Crocodile heads found in ancient Egyptian tombs are the first of their kind

Crocodile heads found in ancient Egyptian tombs are the first of their kind

Crocodile heads found in ancient Egyptian tombs are the first of their kind

Archaeologists have discovered crocodile heads buried in an ancient necropolis. While it is well known that the ancient Egyptians were prone to mummifying unknown animals and placing them in tombs, scientists say this is the first known instance of reptilian remains in human tombs.

In the study, an international team of scientists details the discovery of nine cloth-wrapped crocodile skulls found among the ruins of a Theban necropolis in the North Asasif Valley near Luxor on the west bank of the Nile.

Many mummified crocodiles have been discovered in ancient Egyptian sites, not to mention millions of mummified dogs, cats, baboons, lions, horses, goats, snakes and birds. However, this is believed to be the first time non-mummified crocodile heads have been found in the context of a human burial, researchers say.

“A careful analysis of one of the rubble swamps provided evidence that crocodile heads were originally placed in burial chambers. So they must have been placed there during funeral ceremonies four thousand years ago, during the Middle Kingdom” – explained Dr. Patryk Chudzik from the Polish Center of Mediterranean Archeology in a statement.

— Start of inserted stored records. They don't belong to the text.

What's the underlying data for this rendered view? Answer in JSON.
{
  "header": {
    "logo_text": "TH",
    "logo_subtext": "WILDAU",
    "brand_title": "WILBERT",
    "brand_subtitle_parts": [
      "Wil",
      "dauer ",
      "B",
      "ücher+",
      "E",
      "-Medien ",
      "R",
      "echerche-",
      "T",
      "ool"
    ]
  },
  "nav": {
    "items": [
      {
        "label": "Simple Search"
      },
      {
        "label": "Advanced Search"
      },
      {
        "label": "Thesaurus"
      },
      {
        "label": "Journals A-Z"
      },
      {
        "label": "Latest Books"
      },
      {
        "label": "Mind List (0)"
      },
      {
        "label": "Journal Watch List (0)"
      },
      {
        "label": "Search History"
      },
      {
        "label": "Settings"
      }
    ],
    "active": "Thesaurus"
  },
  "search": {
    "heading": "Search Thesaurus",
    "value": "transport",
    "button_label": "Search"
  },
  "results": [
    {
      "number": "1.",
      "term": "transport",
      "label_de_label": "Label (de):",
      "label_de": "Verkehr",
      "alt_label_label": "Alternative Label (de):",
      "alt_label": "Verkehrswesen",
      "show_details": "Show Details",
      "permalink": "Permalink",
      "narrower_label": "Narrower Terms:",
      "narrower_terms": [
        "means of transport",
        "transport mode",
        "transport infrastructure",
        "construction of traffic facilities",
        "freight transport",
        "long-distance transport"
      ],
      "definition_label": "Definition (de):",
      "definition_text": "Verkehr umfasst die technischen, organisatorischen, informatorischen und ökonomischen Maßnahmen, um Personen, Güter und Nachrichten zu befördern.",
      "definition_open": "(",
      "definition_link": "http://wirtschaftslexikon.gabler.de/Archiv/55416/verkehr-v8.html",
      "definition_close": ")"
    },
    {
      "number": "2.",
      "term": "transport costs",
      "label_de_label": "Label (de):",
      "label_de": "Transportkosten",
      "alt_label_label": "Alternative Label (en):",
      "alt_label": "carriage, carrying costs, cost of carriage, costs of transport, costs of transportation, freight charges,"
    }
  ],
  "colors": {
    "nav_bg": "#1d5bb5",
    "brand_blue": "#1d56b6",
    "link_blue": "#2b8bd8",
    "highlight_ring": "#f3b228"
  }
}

Fragments of the mandible from the remains of a crocodile.

Fragments of the mandible from the remains of a crocodile. Image source: PCMA UW

“In the face of thousands of crocodile mummies found throughout Egypt, the discovery of the unmummified remains of these riverine creatures, limited to the head and skin, is quite remarkable. In fact, the remains of sacred reptiles were buried in specially prepared catacombs – adds Dr. Chudzik.

A closer look at the remains revealed that they were juvenile Nile crocodiles (Crocodylus niloticus) measuring up to 5 meters (16.4 ft) from snout to tail. This species is the largest and most dangerous of all crocodiles on the continent and can be found throughout much of sub-Saharan Africa.

In this necropolis, first discovered in 1922, there are two tomb complexes: one dried up for Chancellor Kheta, a high-ranking official in the court of Mentuhotep II (2055-2022 BC), and the other attributed to a vizier in the pharaoh’s court.

This pair was clearly of high social status, indicating that the crocodile heads buried next to them were something of value during this period of Egyptian history. Scientists doubt, however, that crocodiles have anything to do with the cult of Sobek, an ancient Egyptian deity who was depicted as a man with the head of a crocodile.

As for why the crocodile heads were buried with these people, no one can guess. Whatever the meaning, it is obvious that the ancient Egyptians had plenty of time for these magnificent scaly beasts.

The study was published in April 2022 in the Journal of African Archeology.

Leave a Reply

Your email address will not be published. Required fields are marked *